31Now there went forth a wind from the Lord and it brought quail from the sea, and let them fall beside the camp, about a day’s journey on this side and a day’s journey on the other side, all around the camp and about two cubits deep on the surface of the ground. 32The people spent all day and all night and all the next day, and gathered the quail (he who gathered least gathered ten homers) and they spread them out for themselves all around the camp. 33While the meat was still between their teeth, before it was chewed, the anger of the Lord was kindled against the people, and the Lord struck the people with a very severe plague. 34So the name of that place was called Kibroth-hattaavah, because there they buried the people who had been greedy.

35From Kibroth-hattaavah the people set out for Hazeroth, and they remained at Hazeroth.

[Read v.31-35]

Q: Why did God strike them with a plague at the very moment they began to eat the meat?

A: Their eagerness to consume the meat without so much as a passing acknowledgement of God condemns their desire to satisfy themselves rather than please God. They have learned nothing from any of the previous events or Word of God.

Q: What do the names “Taberah” and “Kibroth-hattaavah” mean?

A: “Burning” and “the graves of greediness”. They’re pictures of what it means to forsake God’s Word for one’s own desires.

Point: How we absorb and apply God’s answers to our requests is just as important as why and how we originally make them.

26Jesus answered them and said, “Truly, truly, I say to you, you seek Me, not because you saw signs, but because you ate of the loaves and were filled. 27Do not work for the food which perishes, but for the food which endures to eternal life, which the Son of Man will give to you, for on Him the Father, God, has set His seal.”

28Therefore they said to Him, “What shall we do, so that we may work the works of God?”

29Jesus answered and said to them, “This is the work of God, that you believe in Him whom He has sent.”

30So they said to Him, “What then do You do for a sign, so that we may see, and believe You? What work do You perform? 31Our fathers ate the manna in the wilderness; as it is written, ‘He gave them bread out of heaven to eat.’”

32Jesus then said to them, “Truly, truly, I say to you, it is not Moses who has given you the bread out of heaven, but it is My Father who gives you the true bread out of heaven. 33For the bread of God is that which comes down out of heaven, and gives life to the world.”

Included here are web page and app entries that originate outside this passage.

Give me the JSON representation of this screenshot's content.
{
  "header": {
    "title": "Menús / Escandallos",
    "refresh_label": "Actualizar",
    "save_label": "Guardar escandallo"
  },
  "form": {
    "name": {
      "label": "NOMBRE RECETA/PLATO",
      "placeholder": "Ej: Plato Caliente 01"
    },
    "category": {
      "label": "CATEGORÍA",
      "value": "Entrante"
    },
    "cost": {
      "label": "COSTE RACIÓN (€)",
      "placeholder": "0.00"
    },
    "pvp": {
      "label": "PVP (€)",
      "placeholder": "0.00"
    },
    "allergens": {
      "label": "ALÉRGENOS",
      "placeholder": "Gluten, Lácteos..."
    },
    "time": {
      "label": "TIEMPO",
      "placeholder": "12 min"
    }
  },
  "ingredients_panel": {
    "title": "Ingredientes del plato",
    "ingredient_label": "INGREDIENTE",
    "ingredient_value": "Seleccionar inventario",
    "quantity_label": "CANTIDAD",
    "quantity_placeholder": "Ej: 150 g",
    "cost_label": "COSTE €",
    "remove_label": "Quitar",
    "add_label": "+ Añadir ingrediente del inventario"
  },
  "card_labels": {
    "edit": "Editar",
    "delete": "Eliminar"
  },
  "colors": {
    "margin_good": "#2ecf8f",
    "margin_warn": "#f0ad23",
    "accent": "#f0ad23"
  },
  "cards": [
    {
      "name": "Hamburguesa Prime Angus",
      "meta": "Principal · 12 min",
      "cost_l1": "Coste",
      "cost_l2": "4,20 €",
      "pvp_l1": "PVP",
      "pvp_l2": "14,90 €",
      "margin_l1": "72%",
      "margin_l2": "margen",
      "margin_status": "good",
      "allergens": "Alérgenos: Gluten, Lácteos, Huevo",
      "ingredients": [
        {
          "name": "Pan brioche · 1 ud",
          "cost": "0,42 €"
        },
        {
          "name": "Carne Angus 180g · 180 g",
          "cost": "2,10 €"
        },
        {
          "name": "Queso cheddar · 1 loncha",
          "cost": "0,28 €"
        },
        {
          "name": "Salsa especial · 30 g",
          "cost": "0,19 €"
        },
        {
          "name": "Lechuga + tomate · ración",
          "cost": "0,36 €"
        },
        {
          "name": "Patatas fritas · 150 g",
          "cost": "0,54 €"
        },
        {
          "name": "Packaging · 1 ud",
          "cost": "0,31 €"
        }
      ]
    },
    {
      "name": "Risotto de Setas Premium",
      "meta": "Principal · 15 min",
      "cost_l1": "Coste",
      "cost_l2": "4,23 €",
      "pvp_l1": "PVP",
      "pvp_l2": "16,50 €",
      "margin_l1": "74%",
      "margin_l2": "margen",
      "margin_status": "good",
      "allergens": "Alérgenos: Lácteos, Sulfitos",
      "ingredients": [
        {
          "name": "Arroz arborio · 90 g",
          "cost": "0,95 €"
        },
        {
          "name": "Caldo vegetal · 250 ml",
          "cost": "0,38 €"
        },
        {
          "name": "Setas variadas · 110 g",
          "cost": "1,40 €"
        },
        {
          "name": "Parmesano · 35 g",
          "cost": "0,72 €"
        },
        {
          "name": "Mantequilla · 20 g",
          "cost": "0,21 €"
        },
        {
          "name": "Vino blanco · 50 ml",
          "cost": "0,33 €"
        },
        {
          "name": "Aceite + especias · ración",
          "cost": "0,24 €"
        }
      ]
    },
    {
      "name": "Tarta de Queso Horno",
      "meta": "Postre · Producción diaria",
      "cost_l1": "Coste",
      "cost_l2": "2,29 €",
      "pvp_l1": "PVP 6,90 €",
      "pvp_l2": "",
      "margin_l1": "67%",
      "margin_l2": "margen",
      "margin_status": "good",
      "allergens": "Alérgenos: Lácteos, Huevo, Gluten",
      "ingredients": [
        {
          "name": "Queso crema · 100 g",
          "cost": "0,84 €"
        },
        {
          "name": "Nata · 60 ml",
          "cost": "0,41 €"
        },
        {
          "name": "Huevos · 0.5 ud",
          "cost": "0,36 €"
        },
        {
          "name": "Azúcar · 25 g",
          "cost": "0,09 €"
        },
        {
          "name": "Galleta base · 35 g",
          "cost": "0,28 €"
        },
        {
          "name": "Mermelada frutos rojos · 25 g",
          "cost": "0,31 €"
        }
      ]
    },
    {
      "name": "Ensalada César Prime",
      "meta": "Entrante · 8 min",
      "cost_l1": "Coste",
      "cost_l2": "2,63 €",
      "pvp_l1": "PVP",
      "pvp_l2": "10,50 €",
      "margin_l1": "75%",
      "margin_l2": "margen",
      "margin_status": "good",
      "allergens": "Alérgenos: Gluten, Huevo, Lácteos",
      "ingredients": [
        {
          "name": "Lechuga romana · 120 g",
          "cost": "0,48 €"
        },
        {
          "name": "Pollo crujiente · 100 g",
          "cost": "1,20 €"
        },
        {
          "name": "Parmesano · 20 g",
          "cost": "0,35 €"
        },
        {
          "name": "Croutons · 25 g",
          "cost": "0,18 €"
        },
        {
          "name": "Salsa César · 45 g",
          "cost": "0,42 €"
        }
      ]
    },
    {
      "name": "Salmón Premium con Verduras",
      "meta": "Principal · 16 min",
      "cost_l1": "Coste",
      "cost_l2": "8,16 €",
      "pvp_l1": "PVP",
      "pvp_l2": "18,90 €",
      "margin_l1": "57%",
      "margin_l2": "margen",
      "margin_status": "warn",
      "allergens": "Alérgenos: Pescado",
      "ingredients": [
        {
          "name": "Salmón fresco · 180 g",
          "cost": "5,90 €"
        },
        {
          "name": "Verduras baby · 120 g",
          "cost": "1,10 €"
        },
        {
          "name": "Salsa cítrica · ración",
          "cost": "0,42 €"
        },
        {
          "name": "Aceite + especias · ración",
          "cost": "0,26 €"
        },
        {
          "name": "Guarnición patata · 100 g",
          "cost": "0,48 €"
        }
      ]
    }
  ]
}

34Then they said to Him, “Lord, always give us this bread.”

35Jesus said to them, “I am the bread of life; he who comes to Me will not hunger, and he who believes in Me will never thirst.

[Read John 6:26-35]

Q: Jesus has just fed the 5,000 and they have pursued Him across the lake. Are they seeking to satisfy God’s desire or their own?

A: They are seeking to satisfy their earthly appetite and are missing out on meeting the greater need of their spiritual appetite.

Q: How does Jesus characterize the net result of their efforts?

A: According to v.27 they are working for temporary, perishable things at the expense of the eternal. Their personal desires have a very narrow, limited scope that may bring temporary satisfaction but long-term problems.

Q: How does the question and answer in v.28-29 compare with the lesson from Numbers 11?

A: It’s not a test of knowledge, but faith. It’s not an issue of self, but selflessness.

Q: How do the people in v.30-31 show that they neither understand the true meaning of the Messiah before them nor the example of Moses and their forefathers before them?

A: They see the manna as satisfying only physical hunger; they completely overlook its greater spiritual meanings.

Q: How does Jesus explain both situations?

A: Neither bread—either by way of Moses or Christ—came except by way of the Father. It’s the “bread” of His Word, first the Law given through Moses, now through Christ the Word Himself.

Q: How are all of our desires and needs to be fulfilled?

A: (v.35) “I am the bread of life; he who comes to Me will not hunger, and he who believes in Me will never thirst”. Faith and obedience.

 

Overall Application

All our desires are fulfilled when we subordinate them to HIS desires and will instead of our own; when we do it HIS way, not ours. End